The Final Movie Review
At high school, the popular teens cruelly taunt the outcasts over an upcoming costume party that's due to be the coolest event of the year. But the party is actually part of a plan by the nerds to get even for years of bullying. Led by the unpredictable Dane (Donato), they're heavily armed and extremely well-prepared. And before they know what hit them, the cool kids are tied up and seemingly in one of those Saw movies, facing unspeakable torture at the hands of the people they have tormented.
Slickly produced, the film is directed to skilfully build suspense even before anything happens. The plot grows subtly, steadily, drawing us into the characters' turmoil, both the thoughtless mean kids and the desperate outcasts.
There isn't much complexity here, though, despite a few broad strokes in the script that try to hint at subtext or moral dilemmas. Basically this is a wish-fulfilment fantasy for anyone who was picked on for being outside the inner circle in high school.
After the cursory set-up, the film quickly descends into an orgy of rather unoriginal viciousness. Since the victims have now become monsters, there's no one left to sympathise with. The main problem is that these supposedly smart, sensitive geeks are both ruthless and rather unimaginative; clearly they haven't really thought through their plan, as they supposedly only intended to scare and scar their oppressors, but their methods are much deadlier than that.
And everything predictably spirals out of control.

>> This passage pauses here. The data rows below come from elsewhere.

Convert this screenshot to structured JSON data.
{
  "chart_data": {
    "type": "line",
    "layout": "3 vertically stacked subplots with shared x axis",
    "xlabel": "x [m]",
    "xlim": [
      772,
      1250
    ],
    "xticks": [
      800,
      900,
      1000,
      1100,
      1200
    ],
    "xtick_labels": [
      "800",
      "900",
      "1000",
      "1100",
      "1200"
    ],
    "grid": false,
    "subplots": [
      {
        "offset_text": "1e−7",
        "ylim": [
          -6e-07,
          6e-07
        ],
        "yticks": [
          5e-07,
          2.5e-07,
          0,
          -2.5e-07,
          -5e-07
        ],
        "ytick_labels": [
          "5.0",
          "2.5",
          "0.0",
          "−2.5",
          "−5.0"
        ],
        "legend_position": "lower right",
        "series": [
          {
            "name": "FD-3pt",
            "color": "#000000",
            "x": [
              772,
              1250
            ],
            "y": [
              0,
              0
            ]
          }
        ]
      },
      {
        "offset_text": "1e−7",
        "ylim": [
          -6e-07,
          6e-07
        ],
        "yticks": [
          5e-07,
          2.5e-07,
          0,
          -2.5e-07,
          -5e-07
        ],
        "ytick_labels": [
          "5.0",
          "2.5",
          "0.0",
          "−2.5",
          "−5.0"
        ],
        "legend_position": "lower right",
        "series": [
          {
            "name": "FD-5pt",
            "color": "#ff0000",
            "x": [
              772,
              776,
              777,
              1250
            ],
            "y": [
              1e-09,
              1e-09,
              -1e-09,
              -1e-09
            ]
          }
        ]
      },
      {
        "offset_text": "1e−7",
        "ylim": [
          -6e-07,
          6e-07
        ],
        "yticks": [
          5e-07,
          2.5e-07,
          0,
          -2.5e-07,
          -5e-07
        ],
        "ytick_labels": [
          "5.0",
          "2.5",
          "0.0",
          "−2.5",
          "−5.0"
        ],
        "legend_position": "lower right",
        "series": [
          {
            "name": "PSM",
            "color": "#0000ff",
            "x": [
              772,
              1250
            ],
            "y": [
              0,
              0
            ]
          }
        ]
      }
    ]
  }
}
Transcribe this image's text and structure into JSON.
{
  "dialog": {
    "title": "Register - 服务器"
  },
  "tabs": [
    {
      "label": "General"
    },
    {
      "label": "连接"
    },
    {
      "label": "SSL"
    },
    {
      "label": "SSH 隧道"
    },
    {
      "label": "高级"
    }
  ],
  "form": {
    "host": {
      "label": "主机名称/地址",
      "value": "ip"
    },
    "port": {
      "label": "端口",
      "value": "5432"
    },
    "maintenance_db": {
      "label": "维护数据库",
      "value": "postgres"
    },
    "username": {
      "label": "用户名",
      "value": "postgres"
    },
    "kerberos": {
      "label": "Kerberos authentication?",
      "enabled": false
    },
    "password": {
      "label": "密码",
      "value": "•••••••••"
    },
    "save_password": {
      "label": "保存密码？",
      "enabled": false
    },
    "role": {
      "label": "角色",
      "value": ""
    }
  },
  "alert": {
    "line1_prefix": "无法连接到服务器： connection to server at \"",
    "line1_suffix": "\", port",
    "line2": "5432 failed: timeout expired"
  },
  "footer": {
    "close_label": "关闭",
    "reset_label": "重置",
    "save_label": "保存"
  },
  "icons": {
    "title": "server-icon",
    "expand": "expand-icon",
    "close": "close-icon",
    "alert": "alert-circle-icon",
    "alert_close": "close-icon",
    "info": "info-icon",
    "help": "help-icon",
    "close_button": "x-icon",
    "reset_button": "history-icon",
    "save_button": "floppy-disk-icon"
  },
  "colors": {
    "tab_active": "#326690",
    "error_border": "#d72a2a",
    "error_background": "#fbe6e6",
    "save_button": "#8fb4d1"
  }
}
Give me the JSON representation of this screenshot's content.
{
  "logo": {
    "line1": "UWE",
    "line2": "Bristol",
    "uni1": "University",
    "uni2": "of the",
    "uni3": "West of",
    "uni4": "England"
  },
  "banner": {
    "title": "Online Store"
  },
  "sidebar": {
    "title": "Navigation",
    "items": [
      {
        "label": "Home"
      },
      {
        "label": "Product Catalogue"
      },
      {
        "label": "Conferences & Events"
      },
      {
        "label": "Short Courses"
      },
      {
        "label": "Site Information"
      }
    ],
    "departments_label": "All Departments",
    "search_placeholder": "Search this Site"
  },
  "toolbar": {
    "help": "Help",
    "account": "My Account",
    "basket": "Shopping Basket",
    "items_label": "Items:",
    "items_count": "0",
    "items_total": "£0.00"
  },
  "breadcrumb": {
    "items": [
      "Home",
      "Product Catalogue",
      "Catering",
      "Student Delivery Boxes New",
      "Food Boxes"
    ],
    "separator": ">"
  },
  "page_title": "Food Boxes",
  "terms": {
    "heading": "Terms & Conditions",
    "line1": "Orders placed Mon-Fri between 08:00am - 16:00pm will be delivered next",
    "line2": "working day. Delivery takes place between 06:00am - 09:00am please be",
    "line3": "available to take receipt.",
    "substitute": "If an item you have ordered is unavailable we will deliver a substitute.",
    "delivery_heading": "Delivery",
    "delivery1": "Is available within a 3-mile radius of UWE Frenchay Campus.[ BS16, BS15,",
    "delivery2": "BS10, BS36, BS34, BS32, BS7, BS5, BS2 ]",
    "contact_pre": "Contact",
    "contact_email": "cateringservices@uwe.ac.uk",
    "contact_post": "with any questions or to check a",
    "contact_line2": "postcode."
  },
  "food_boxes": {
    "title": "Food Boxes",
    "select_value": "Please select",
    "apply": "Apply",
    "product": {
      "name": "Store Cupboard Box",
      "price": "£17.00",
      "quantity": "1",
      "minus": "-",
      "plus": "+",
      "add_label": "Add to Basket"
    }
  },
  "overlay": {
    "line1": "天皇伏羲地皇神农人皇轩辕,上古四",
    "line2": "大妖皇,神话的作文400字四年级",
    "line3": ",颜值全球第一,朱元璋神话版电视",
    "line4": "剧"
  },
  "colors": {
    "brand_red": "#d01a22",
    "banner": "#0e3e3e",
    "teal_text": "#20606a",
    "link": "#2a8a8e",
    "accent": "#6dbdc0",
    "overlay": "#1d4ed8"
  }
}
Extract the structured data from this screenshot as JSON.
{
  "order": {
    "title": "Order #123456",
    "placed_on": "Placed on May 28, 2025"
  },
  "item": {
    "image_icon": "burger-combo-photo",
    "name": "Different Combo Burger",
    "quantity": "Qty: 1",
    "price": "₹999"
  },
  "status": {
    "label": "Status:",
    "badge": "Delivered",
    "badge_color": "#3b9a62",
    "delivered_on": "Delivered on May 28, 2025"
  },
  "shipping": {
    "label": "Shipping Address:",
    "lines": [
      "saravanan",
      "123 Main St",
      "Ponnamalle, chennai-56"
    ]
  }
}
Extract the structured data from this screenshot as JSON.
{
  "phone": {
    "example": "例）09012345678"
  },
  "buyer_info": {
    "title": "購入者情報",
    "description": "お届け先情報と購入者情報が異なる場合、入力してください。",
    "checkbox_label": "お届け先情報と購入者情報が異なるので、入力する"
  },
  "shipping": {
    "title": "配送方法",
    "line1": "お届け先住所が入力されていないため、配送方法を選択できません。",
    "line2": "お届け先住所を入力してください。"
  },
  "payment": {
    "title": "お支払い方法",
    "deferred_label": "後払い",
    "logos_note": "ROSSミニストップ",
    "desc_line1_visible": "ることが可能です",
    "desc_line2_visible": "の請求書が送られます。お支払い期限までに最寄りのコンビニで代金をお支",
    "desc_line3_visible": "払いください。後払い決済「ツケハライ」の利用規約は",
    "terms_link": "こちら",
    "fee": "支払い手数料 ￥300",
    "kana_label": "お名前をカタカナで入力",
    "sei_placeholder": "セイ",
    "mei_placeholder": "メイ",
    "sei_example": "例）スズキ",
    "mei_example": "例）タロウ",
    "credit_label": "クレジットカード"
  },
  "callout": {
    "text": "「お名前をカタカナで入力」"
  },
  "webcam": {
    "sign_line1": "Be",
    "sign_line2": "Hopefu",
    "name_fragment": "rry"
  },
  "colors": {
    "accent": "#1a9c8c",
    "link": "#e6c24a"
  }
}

As this night of terror progresses, there's little for the actors to do with their characters besides adopting the posture of a horror movie stereotype. And while the cheesy script strains to reference both Columbine and Vietnam, it's far too contrived for that. If there's any consolation, at least director Stewart cuts away from (or botches) most of the brutality. Although that will annoy genre fans, as will the fact that it's never actually scary.